▶ Task prompt
Look through the records, and whenever a line includes the word "potpomognut", copy it.

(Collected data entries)

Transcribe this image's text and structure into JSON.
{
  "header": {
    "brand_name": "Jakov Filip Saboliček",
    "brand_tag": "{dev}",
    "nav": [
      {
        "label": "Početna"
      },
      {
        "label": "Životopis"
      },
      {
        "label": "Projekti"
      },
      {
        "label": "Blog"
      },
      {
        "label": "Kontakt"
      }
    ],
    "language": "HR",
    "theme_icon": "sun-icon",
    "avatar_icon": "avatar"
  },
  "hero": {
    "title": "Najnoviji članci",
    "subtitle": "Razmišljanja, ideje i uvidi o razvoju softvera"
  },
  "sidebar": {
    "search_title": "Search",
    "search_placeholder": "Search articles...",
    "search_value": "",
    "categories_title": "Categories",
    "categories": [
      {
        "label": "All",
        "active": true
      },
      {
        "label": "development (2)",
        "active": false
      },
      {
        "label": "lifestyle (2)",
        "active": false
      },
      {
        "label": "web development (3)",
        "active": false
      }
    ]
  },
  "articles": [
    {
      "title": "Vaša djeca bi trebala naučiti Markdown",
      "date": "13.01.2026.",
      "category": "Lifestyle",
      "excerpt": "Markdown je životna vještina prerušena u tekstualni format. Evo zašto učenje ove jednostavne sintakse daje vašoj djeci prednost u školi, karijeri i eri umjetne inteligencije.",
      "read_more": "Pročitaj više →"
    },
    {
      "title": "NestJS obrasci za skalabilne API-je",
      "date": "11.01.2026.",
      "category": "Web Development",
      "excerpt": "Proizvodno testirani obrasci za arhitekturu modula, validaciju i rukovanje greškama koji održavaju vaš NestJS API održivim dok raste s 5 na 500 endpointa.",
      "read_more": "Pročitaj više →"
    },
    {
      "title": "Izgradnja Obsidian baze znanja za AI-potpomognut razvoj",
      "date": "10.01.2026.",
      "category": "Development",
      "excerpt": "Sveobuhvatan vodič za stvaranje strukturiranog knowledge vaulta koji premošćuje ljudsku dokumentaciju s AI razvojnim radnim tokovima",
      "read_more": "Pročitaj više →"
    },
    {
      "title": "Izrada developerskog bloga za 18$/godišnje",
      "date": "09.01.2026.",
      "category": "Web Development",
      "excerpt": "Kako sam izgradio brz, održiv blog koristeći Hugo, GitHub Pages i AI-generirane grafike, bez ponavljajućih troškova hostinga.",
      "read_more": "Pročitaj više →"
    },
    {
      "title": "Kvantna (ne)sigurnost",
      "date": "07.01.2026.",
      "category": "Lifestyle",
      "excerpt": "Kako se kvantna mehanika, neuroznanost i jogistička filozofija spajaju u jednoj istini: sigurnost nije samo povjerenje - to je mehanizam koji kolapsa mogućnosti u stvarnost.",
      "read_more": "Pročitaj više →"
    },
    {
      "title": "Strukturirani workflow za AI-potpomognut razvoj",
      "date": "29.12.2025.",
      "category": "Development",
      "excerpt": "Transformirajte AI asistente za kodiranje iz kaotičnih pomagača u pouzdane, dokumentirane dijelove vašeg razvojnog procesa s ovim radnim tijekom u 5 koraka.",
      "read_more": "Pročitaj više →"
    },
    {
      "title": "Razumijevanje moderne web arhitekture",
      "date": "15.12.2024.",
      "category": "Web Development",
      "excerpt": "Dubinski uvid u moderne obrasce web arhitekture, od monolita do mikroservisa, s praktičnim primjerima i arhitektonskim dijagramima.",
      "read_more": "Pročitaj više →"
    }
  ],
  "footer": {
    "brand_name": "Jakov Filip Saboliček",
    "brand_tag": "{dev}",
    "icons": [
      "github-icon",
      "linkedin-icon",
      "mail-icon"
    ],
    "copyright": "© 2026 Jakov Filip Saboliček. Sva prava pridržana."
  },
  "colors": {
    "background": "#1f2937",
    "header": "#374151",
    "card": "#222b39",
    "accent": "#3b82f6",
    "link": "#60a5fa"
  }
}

▶ Answer to the exercise
      "title": "Izgradnja Obsidian baze znanja za AI-potpomognut razvoj",
      "title": "Strukturirani workflow za AI-potpomognut razvoj",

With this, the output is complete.